── Exercise material ──

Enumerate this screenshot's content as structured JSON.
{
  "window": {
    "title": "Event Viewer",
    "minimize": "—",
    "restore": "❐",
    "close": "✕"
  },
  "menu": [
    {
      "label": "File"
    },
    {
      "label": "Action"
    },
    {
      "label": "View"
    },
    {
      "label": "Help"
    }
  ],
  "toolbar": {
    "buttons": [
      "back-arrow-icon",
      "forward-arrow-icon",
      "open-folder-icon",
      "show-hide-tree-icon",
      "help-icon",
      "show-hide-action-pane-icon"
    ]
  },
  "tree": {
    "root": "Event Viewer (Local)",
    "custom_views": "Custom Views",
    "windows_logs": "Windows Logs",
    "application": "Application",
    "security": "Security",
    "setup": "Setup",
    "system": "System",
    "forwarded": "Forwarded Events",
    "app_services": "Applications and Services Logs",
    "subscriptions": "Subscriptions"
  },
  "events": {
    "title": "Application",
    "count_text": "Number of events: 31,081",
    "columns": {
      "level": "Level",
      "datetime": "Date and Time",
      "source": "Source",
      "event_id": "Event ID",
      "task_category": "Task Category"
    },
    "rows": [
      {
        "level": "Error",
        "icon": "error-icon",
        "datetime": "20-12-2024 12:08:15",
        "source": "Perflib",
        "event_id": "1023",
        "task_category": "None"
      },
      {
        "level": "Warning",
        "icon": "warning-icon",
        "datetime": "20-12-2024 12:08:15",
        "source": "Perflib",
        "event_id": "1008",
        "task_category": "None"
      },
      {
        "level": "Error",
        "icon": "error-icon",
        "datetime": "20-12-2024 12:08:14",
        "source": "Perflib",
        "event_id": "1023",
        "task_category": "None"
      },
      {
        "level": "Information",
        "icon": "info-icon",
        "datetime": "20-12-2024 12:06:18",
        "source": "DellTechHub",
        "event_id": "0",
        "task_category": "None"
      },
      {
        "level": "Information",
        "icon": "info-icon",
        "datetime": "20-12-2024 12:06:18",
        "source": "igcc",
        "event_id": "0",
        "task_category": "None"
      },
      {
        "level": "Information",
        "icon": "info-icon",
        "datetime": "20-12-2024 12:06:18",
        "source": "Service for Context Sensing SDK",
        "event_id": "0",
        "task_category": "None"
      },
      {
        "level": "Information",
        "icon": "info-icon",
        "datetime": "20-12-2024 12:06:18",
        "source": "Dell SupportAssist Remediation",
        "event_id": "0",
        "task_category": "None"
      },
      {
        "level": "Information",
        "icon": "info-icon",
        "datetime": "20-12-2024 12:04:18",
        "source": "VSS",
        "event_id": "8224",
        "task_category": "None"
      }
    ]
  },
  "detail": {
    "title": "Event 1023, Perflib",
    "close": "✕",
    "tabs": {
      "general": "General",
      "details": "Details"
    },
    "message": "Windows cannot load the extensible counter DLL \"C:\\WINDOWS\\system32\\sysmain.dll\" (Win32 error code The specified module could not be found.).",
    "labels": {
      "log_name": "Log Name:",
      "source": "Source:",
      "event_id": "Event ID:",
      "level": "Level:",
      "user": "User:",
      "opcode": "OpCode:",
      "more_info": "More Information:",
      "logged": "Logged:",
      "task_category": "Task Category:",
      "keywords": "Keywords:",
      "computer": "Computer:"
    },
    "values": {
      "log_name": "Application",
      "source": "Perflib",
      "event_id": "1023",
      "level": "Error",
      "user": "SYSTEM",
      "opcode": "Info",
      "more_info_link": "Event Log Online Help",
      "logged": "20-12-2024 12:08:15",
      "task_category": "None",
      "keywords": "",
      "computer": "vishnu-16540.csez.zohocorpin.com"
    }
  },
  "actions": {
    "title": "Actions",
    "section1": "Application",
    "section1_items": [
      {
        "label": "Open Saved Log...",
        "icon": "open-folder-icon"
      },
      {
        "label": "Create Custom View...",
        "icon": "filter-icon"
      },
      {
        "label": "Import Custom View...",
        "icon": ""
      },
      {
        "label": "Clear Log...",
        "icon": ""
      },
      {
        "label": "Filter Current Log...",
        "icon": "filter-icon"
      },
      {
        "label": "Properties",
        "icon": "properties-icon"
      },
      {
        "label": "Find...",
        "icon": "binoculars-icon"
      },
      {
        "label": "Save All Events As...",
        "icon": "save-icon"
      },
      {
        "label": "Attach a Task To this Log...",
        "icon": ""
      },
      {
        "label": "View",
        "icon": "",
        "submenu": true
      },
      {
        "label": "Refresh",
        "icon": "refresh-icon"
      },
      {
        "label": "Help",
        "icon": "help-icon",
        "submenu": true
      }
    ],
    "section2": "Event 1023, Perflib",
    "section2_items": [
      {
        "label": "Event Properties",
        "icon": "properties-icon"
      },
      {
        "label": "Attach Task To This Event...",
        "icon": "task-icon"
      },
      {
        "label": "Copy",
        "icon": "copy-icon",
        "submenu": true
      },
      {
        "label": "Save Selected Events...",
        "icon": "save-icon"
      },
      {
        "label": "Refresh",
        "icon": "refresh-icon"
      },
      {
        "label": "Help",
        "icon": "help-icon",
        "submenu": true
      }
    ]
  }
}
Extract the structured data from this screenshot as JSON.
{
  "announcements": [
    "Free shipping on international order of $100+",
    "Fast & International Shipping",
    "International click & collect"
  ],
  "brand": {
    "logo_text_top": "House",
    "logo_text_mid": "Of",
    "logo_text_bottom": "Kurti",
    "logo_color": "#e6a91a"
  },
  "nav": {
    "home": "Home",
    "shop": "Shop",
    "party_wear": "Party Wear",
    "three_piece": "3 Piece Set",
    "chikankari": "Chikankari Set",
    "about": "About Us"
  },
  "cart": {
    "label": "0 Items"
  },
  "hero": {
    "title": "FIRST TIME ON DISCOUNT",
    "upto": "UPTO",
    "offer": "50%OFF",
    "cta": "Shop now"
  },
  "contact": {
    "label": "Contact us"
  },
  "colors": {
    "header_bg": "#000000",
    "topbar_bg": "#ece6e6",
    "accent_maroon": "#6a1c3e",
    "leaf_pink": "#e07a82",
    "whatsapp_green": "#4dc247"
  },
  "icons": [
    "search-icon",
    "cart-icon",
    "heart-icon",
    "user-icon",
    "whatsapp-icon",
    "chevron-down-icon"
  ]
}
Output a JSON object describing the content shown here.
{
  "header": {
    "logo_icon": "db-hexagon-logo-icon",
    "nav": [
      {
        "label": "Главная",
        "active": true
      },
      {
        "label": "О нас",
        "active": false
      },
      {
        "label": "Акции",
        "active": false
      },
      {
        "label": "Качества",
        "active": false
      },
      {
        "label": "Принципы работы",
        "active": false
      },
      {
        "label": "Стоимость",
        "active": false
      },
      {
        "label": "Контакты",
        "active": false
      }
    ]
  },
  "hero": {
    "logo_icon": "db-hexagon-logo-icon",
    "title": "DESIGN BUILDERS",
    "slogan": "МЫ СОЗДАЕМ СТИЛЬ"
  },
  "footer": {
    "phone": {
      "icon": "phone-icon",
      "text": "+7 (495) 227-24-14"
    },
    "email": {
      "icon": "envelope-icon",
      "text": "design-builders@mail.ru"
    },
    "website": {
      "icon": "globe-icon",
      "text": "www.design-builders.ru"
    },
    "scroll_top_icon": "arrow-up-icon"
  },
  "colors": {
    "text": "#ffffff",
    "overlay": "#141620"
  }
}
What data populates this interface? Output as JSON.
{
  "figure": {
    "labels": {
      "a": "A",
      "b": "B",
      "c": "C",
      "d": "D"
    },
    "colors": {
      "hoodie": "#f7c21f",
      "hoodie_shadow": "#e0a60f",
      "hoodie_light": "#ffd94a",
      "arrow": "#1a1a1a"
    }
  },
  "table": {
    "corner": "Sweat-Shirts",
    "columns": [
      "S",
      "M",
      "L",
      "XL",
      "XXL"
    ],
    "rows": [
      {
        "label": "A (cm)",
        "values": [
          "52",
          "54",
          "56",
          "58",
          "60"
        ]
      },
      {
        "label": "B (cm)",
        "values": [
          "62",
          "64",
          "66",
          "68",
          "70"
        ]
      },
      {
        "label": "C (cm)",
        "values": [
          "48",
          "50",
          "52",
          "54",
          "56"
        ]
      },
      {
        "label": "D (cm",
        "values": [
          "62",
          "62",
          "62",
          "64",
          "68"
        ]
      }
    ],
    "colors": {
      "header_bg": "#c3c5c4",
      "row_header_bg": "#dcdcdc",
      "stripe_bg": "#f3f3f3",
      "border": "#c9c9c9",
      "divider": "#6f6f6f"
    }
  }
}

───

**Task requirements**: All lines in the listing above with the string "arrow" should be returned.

**Answer to this exercise**:
      "back-arrow-icon",
      "forward-arrow-icon",
    "scroll_top_icon": "arrow-up-icon"
      "arrow": "#1a1a1a"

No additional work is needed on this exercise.